The S&P 500 fell 1.5 percent. The index started the day only moderately lower, but the drop worsened after James Bullard, president of the Federal Reserve Bank of St. Louis, said during an interview with MarketWatch that the central bank still had more to do when it came to containing inflation.
“Markets are underpricing a little bit the risk that the F.O.M.C. will have to be more aggressive rather than less aggressive in order to contain the very substantial inflation that we have in the U.S.,” Mr. Bullard said, referring to the Fed’s policy-setting committee, the Federal Open Market Committee.
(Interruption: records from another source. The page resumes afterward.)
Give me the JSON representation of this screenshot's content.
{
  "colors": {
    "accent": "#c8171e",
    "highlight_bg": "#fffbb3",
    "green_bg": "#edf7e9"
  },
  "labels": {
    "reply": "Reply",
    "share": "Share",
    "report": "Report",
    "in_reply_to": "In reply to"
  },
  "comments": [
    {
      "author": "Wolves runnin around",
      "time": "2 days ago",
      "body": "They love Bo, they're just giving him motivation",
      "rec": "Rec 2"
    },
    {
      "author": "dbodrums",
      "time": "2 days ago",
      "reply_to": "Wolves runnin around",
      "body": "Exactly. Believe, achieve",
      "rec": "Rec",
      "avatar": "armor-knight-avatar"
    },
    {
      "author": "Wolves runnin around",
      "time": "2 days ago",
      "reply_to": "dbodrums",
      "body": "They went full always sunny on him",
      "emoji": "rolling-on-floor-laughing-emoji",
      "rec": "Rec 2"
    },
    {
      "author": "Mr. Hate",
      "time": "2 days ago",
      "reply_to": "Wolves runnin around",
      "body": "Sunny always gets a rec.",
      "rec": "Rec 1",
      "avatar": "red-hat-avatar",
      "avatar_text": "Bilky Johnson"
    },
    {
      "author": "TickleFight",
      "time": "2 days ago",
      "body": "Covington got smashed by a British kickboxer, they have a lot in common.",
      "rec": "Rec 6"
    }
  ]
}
Stocks have climbed nearly 7 percent since early November, a rally fueled largely by expectations that the Fed would slow its process of raising interest rates. Market analysts have repeatedly warned that the rally could be undercut by signs that the economy is still overheating, or new suggestions from the Fed that it isn’t ready to stop its effort to contain inflation.
Investors will hear from Federal Reserve Chair Jerome H. Powell on Wednesday, and they will get an update on the state of the job market on Friday. While other measures of the economy have pointed to the likelihood of a slowdown, the job market has remained robust, posing a challenge for central bankers.
The negative tone on Wall Street was set early in the day, as investors considered a rare outbreak of protests in China over Covid-19 restrictions , with citizens demonstrating against the country’s strict pandemic guidelines.
Oil prices, often seen as a measure of sentiment toward China’s economy, were sharply lower by the start of trading on Wall Street but they regained those losses by the afternoon. West Texas Intermediate crude rose 1.3 percent to $77.24 a barrel, leaving oil prices up around 2 percent since the beginning of the year.
Unrest in China could slow the production and sale of everything from smartphones to appliances. Weighing on the broad market, shares of Apple — the world’s largest company by market capitalization, which relies on China as a manufacturing hub — fell 2.6 percent.